* _Available data_
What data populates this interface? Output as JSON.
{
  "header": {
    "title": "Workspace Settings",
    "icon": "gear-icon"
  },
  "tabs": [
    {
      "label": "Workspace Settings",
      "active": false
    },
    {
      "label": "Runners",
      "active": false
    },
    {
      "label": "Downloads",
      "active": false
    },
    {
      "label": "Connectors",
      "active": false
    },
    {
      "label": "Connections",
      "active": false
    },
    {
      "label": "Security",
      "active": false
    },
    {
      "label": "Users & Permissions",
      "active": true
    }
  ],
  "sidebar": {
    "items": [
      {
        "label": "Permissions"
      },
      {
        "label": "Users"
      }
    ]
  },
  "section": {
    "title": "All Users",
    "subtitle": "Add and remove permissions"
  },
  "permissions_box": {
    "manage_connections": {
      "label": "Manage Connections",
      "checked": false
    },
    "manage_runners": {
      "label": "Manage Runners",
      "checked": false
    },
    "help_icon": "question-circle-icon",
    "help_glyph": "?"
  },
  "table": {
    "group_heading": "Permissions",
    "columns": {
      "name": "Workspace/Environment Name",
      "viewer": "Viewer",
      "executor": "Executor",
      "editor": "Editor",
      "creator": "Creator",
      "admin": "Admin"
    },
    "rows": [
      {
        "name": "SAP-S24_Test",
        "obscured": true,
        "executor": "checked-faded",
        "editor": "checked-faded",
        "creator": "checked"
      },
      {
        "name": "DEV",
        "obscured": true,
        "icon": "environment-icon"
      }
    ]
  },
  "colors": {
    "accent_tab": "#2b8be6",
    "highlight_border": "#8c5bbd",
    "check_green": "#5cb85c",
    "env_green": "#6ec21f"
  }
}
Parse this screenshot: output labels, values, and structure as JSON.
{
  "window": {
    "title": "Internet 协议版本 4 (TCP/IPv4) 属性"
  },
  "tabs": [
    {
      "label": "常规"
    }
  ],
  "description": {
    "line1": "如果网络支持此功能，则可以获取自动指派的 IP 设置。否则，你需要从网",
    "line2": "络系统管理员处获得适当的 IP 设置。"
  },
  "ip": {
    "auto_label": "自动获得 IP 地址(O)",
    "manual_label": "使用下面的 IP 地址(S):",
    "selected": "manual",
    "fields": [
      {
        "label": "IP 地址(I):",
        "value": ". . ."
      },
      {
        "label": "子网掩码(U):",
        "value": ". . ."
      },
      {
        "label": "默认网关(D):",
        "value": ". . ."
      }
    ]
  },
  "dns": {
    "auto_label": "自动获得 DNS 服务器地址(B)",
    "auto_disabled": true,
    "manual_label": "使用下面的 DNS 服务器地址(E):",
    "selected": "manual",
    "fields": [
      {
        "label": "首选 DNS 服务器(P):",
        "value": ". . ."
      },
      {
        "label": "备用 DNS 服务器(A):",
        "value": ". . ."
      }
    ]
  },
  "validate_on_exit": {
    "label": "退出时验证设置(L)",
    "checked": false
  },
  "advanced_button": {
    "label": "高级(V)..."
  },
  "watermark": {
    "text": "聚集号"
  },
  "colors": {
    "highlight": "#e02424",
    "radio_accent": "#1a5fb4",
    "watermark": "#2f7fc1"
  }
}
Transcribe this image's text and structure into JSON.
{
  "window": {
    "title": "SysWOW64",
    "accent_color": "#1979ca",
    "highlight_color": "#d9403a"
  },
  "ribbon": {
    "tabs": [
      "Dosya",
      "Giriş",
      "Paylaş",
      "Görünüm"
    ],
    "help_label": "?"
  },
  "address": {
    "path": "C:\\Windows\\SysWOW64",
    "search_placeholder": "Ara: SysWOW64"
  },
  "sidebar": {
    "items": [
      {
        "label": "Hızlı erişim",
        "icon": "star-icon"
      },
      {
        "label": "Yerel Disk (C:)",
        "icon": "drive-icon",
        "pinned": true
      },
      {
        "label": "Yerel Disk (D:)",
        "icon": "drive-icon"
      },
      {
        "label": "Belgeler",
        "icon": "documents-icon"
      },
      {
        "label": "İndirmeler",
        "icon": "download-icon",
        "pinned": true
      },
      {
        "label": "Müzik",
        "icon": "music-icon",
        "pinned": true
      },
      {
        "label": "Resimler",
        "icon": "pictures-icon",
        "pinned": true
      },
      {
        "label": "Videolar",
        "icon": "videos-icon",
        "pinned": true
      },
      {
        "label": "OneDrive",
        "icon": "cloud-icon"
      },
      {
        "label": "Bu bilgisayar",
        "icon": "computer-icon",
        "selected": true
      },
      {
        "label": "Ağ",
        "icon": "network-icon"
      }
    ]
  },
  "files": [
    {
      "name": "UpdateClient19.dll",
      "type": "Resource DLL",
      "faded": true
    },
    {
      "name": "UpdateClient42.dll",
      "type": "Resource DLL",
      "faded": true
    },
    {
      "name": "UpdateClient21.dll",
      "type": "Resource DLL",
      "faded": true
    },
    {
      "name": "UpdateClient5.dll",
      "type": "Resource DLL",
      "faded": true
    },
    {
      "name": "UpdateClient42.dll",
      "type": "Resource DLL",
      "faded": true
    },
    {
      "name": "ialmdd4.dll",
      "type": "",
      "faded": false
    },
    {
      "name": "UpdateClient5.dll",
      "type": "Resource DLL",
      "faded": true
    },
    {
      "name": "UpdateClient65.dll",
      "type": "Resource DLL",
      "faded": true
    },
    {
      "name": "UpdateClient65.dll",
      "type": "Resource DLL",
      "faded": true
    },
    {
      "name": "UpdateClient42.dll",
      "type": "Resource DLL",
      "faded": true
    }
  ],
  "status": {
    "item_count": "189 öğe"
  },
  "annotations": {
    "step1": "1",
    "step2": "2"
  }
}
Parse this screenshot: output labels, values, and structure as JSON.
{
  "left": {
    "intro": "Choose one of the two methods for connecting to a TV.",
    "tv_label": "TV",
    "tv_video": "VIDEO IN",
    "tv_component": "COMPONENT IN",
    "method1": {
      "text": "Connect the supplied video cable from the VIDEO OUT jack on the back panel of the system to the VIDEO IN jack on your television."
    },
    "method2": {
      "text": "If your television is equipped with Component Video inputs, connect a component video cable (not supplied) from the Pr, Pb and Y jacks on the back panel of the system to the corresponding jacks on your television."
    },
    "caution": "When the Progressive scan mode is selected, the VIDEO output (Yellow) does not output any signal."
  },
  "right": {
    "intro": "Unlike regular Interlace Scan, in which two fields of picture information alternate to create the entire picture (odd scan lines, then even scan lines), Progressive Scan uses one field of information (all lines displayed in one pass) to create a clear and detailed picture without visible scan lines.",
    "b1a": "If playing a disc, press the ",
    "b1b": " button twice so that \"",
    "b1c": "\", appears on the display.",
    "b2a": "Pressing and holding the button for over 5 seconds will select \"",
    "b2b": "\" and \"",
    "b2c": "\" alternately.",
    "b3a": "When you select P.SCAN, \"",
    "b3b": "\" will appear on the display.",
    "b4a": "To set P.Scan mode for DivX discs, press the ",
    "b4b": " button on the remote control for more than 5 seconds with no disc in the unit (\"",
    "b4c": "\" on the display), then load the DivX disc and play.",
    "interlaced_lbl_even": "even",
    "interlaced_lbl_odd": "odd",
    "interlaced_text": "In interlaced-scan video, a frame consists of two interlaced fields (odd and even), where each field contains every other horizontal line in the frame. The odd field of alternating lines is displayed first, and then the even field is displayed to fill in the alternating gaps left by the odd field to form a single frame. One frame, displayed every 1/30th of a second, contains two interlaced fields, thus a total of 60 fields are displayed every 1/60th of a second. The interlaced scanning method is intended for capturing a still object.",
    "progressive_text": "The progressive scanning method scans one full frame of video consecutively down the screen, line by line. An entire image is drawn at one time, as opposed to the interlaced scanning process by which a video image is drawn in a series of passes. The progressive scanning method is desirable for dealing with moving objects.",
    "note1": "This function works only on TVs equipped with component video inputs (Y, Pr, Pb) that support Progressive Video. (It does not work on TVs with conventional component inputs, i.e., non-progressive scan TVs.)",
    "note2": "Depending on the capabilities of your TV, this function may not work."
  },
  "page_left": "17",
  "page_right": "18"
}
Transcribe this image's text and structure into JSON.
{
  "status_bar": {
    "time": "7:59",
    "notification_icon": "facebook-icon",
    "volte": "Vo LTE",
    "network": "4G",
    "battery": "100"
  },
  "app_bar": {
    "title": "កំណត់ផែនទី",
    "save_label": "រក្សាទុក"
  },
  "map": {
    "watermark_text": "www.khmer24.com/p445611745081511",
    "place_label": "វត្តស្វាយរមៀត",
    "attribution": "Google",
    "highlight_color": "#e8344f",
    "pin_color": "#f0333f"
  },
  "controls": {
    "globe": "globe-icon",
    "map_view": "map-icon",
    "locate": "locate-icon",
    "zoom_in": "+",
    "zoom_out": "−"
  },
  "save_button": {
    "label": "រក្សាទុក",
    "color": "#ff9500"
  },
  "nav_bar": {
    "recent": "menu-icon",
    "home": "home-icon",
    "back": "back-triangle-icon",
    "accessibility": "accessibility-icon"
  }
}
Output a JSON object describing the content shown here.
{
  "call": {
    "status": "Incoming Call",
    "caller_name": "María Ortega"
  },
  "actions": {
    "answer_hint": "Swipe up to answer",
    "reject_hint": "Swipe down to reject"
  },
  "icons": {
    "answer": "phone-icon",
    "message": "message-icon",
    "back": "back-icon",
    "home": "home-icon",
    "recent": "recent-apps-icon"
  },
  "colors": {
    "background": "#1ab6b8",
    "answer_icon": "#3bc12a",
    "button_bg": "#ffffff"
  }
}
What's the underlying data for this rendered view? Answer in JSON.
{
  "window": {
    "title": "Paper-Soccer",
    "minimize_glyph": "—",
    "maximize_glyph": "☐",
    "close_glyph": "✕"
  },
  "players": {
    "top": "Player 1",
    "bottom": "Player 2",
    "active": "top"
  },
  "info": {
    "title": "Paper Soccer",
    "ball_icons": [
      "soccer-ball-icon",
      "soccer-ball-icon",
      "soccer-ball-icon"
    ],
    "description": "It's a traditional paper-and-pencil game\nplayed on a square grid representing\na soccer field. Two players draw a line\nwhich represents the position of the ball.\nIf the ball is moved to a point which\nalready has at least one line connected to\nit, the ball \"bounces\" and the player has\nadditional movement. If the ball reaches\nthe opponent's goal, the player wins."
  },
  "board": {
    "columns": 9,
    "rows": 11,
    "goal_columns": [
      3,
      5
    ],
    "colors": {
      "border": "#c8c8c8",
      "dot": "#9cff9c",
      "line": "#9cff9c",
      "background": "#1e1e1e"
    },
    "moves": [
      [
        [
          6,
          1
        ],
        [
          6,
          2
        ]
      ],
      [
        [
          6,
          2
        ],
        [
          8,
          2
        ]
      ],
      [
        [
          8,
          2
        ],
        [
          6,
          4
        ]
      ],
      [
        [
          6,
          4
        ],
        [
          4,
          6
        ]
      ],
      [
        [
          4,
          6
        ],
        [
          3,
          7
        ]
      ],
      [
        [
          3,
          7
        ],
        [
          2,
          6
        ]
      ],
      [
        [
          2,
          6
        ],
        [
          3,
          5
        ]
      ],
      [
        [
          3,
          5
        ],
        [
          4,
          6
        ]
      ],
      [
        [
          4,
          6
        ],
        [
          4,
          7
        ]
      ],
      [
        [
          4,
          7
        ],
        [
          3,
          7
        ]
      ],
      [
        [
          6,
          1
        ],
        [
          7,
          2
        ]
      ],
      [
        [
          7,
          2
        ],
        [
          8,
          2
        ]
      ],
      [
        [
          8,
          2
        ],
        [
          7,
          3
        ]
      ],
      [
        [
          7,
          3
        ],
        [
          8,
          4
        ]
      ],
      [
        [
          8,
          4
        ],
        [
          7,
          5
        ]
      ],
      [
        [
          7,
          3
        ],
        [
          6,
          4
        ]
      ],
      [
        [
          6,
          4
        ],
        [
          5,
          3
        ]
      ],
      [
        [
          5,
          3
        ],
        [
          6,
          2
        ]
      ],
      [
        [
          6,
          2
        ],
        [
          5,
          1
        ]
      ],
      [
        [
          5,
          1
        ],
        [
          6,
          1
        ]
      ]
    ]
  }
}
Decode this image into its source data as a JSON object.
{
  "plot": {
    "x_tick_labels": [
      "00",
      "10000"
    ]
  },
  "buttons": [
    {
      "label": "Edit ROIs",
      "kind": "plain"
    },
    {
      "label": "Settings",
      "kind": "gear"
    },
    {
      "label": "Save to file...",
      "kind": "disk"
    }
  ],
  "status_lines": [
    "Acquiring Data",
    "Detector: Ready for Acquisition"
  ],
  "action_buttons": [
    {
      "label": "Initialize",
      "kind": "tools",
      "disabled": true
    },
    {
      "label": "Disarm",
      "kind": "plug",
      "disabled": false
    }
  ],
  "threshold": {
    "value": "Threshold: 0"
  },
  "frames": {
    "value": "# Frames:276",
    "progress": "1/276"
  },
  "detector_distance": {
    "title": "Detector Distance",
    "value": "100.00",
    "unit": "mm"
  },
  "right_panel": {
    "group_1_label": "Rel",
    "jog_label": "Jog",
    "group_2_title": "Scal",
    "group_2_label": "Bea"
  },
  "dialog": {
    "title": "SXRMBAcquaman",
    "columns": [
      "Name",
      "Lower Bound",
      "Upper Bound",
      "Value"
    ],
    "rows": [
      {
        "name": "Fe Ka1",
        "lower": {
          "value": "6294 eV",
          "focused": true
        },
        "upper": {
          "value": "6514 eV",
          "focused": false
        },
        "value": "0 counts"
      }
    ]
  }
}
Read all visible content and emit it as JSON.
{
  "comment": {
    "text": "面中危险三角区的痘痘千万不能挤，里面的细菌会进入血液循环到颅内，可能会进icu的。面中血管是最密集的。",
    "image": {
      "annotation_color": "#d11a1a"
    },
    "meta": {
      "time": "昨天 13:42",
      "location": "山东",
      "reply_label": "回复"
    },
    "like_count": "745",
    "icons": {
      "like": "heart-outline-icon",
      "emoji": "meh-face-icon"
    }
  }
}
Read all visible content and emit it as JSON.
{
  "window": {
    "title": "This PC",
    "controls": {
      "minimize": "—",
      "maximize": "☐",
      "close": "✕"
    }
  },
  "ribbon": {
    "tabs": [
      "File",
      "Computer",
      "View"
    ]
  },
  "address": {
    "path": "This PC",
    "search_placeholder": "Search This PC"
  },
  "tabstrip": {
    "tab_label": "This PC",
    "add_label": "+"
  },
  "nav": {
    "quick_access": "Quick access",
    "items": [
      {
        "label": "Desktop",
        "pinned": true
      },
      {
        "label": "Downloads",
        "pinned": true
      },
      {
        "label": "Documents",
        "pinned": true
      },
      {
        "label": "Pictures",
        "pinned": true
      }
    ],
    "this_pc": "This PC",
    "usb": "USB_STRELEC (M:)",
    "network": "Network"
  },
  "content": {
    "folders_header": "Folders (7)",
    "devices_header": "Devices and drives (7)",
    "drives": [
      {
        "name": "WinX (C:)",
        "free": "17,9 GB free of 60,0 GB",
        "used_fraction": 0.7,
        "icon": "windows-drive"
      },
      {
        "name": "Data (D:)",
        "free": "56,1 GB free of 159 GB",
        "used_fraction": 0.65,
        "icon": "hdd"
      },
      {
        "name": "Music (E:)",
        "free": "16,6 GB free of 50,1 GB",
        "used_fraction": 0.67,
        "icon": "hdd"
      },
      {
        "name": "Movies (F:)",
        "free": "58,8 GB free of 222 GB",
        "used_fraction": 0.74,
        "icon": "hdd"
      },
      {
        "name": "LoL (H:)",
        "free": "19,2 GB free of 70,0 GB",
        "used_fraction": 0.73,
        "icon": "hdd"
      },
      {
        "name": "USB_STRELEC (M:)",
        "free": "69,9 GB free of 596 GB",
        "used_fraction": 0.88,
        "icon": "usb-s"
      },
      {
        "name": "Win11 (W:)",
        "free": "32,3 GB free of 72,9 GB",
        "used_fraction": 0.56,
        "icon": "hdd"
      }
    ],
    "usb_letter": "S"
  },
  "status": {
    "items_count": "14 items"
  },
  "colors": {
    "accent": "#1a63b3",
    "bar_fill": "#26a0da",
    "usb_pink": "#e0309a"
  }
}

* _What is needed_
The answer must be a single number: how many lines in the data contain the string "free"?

* _Exercise result_
7